■ Task item: Lines from the listing below that contain the string "subject" are to be reported.

■ Listed entries:

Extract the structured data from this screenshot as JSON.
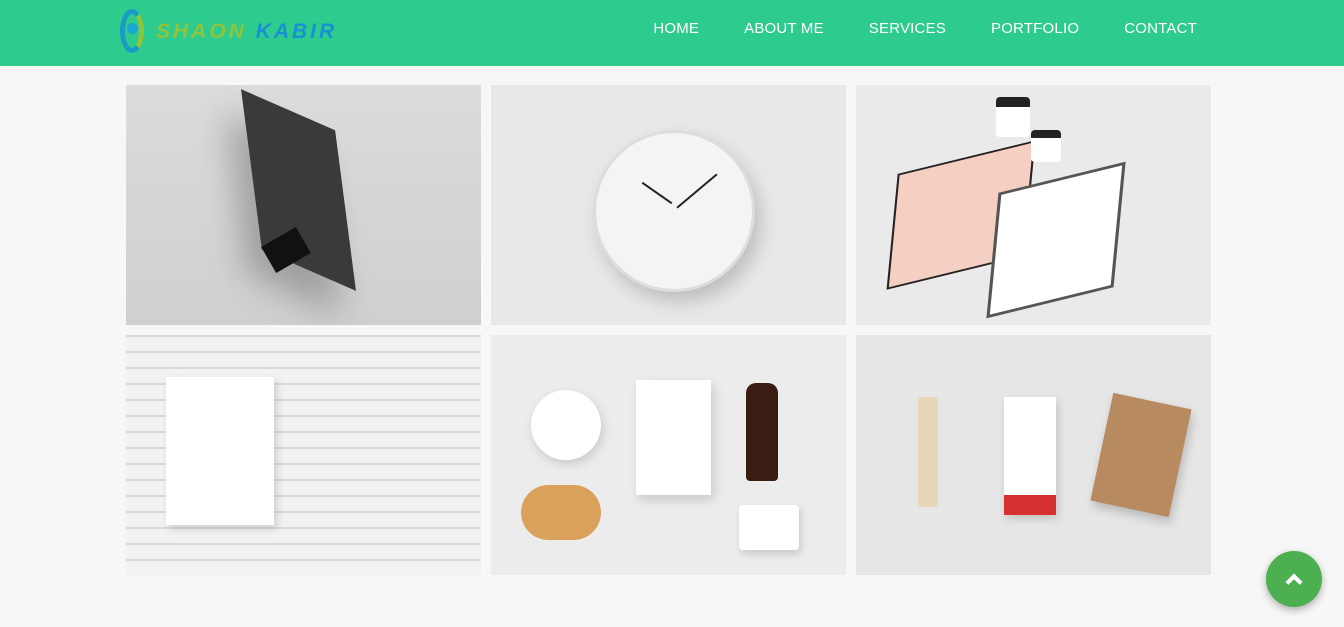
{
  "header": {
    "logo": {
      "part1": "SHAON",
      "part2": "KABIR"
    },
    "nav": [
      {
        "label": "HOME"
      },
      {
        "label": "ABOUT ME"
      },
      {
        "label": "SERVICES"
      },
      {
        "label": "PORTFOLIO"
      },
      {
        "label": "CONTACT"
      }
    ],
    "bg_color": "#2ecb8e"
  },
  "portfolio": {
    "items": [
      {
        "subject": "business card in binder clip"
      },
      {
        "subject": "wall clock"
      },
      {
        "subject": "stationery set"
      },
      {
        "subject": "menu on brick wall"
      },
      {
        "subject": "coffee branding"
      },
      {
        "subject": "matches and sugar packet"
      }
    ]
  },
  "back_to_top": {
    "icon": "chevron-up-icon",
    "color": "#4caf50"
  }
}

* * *

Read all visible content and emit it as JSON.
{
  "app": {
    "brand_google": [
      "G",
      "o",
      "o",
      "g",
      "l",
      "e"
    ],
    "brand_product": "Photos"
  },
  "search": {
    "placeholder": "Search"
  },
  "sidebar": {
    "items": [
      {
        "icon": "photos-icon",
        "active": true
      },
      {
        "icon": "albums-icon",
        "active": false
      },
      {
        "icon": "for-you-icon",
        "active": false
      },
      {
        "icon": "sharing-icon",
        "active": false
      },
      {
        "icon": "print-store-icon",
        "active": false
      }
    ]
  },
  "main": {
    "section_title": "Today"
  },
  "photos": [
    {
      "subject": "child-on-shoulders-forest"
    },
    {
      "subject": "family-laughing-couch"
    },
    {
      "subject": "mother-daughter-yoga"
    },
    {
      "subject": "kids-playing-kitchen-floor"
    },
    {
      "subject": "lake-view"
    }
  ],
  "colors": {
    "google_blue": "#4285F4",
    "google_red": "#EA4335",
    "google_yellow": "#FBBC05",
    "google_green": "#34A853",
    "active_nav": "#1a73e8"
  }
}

■ Response:
        "subject": "business card in binder clip"
        "subject": "wall clock"
        "subject": "stationery set"
        "subject": "menu on brick wall"
        "subject": "coffee branding"
        "subject": "matches and sugar packet"
      "subject": "child-on-shoulders-forest"
      "subject": "family-laughing-couch"
      "subject": "mother-daughter-yoga"
      "subject": "kids-playing-kitchen-floor"
      "subject": "lake-view"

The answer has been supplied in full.